Obama touted the stimulus plan Monday in remarks at the White House.
"These are not just numbers on a page," Obama said. "These are working men and women whose families have been disrupted and whose dreams have been put on hold. We owe it to each of them and to every single American to act with a sense of urgency and common purpose."
House Speaker Nancy Pelosi, D-Calif., has said the House will not adjourn for its Presidents Day recess, set for mid-February, until the stimulus legislation is passed.
Obama is scheduled to meet Tuesday with congressional Republicans to see whether he can drum up bipartisan support for the plan.

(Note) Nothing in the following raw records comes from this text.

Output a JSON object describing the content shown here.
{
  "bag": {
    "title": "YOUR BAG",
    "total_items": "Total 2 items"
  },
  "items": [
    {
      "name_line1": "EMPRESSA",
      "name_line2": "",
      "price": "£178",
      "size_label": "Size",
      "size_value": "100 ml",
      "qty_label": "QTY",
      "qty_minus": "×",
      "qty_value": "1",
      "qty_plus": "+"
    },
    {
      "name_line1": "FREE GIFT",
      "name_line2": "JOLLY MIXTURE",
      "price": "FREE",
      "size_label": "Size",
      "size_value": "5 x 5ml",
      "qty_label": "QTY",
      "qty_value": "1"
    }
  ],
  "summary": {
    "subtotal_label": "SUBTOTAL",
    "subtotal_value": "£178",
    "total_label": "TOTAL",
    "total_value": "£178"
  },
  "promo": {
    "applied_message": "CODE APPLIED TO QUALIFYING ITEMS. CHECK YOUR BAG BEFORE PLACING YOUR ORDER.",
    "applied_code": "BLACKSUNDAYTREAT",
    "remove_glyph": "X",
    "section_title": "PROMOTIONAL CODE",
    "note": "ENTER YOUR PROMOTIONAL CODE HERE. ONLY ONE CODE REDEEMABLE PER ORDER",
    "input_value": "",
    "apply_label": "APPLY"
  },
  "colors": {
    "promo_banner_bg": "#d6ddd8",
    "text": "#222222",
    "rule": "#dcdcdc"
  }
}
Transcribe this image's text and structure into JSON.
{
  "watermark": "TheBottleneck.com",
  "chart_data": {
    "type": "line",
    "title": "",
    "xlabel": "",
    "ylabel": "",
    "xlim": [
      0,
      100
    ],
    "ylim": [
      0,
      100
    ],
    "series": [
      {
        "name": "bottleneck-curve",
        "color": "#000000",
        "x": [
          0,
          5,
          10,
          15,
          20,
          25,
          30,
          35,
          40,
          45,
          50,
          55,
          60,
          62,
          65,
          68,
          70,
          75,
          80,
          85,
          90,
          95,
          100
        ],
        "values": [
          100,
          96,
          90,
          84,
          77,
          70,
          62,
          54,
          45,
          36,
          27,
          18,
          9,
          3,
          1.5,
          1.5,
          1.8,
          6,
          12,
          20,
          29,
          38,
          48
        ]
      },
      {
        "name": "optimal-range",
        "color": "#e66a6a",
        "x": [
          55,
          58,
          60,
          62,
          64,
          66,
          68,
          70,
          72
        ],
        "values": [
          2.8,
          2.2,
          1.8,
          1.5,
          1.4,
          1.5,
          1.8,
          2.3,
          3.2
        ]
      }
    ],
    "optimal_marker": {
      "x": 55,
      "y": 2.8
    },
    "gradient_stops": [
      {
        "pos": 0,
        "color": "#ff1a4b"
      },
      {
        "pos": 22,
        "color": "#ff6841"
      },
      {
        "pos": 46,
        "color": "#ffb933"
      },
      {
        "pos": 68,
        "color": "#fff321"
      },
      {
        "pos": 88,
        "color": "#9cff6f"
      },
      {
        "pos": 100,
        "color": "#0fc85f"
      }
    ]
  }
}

So far, Republicans have been cool to the stimulus package, calling it too heavy on spending and too light on tax cuts.
House Minority Whip Eric Cantor, R-Va., says the stimulus bill contains too much wasteful spending, should focus more on small-business tax relief and should not provide refund checks to people who don't pay income taxes.
Cantor says that the billions of dollars of aid to states included in the bill is tantamount to rewarding legislatures that increased spending beyond their means.
"He (Obama) was elected based on the hope that people had that he could come to Washington and largely change the way things work," Cantor says.
Republicans also say the bill's public works spending won't take effect quickly enough. Obama has said 75% of the public spending would occur during the plan's first 18 months. But a Congressional Budget Office report released Monday night said only two-thirds of the plan's impact would be felt over the first 18 months.
"There is more power than people think for the federal government to pump out funds soon," says Allen Sinai, president of Decision Economics, who has been working with lawmakers on the plan.
"Our recovery will be driven by the federal government. That's different from almost all the recoveries we've seen in the past three decades."
Stimulus plans alone won't be enough.
Bernanke has suggested the government use part of the second half of a $700 billion financial rescue fund created by Congress last year to unlock lending through strategies such as setting up a "bad bank" that would buy troubled assets, taking them off the balance sheets of commercial lenders.
The White House has pledged to use $50 billion to $100 billion of the funding to prevent home foreclosures.
As part of the initial half of the $700 billion Troubled Asset Relief Program, or TARP, the government has pumped in $300 billion in cash to help provide ready capital to banks reeling from fast-declining assets, or help stronger banks such as PNC Financial buy weaker ones such as National City.
The hope was that the cash would help stem losses at banks and ease credit.
In recent weeks, it has become evident that the government's actions failed to prop up the banks, restore much confidence in the financial markets or even inspire much lending. "We're going from one banking crisis to another in a matter of weeks, and we don't know if we're done yet," says Anil Kashyap, finance and economics professor at the University of Chicago's Booth School of Business.
Kashyap says the government needs to take decisive action to stabilize the banking system. "The economy cannot grow if the banking system is impaired."
Contributing: David J. Lynch, Pallavi Gogoi, Julie Schmit and Detroit Free Press